When a player has to undergo surgery to repair a damaged ACL, doctors will often look at several options.
Repairs can be made with tendons extracted from the hamstring or patella or even with a synthetic alternative.
Each option has different properties and recovery times, said Dr Hohmann.
“The patella tendon is generally stiffer and heals faster, which is why we take this option with professional athletes,” he said.
“In recreational athletes, we tend to use hamstrings and recovery is slow.”
While some professional players may return to top-level sport after about six months, they are more at risk of developing osteoarthritis in later life.
The advice for most people, without the commercial pressures of professional sport, is usually a slower recovery of about 15 months.
One of those is Andrei Comsa, 30, a physiotherapist in Dubai, who had surgery in 2018 after first suffering a meniscus and ACL tear while playing football seven years earlier.
“It happened on a synthetic pitch while I was taking a shot, and my standing leg just gave way,” said Mr Comsa, who played semi-professionally for Metalul Aiud in the third tier of Romanian football as a right-sided defender.
“I had no issues while playing on a full-size grass pitch, but it was a problem on the artificial surface.
“I went through a period of rehabilitation and continued to play until 2018 when my meniscus had gradually deteriorated and I required an operation.
“I was able to walk without sticks after a few months and since then it has been perfect.
“The only way you could tell I had an operation is the scars around my knee.”
Mr Comsa underwent knee reconstruction, with surgeons using extracts from his patella to create new ligaments.
Since then he has retrained as a physiotherapist and personal trainer and he moved to Dubai 12 months ago, working at J-Club Emirates Towers.
Many of his clients are recovering from similar knee injuries.
“It is an area I have an interest in, particularly as it is something that I have also been through,” said Mr Comsa, who is from Cluj in Romania.
“Most of my clients have been women, as they seem to be more vulnerable to these kind of injuries, due to their hip structure and anatomy.
“But the rehabilitation they must go through is the same as men, it can be a long process.”
Stem cell injections
Techniques to rebuild and repair knee injuries have remained unchanged in recent years, although the development of stem cell therapy could offer a more robust alternative.
Stem cells reset the joint environment, promote healing by reducing pain and swelling and improve the range of motions and quality of life.
Stem cell therapy also helps patients undecided about surgery or those medically unfit for a full knee replacement.
While there is little scientific data to support the therapy in professional sport, experts at Abu Dhabi Stem Cells Centre (ADSCC) said it could be used more widely in the general population.
“Studies have shown that such procedures usually take long recovery time and the patient might have residual painful knee due to incomplete healing,” said Dr Ashok Kumar, an orthopaedic surgeon at ADSCC.

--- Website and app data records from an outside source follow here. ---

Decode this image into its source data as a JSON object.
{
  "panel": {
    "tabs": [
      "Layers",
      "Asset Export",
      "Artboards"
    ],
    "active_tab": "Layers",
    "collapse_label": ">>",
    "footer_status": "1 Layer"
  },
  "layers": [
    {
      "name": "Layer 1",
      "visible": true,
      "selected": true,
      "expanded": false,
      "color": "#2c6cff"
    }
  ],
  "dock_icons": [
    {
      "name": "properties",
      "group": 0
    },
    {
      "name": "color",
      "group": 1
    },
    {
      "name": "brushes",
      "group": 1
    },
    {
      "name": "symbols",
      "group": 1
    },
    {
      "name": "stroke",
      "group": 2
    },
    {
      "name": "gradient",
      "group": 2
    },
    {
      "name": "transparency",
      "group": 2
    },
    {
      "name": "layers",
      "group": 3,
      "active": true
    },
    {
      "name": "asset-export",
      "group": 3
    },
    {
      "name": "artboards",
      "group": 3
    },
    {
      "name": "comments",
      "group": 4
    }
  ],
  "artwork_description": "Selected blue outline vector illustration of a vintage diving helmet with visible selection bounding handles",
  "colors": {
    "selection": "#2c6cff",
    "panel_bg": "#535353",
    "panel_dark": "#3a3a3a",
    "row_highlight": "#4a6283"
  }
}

“Surgical augmentation with stem cell injections enhances the strength of repaired or reconstructed tissues.
“It promotes early recovery and delays the ligament and cartilage degenerations in the knee joint.”
Stem cells have the unique ability of self-renewal and promote accelerated healing by replacing the damaged local tissue.
They are harvested from the bone marrow at the time of surgery or taken from patients' own stored stem cell and injected into the desired site.
"Combining stem cells with conventional knee surgery provides better tissue at the site of repair or reconstruction,” said Dr Kumar.
“It accelerates the early recovery and delays the further degeneration of the affected tissues. We proudly perform these procedures at ADSCC.”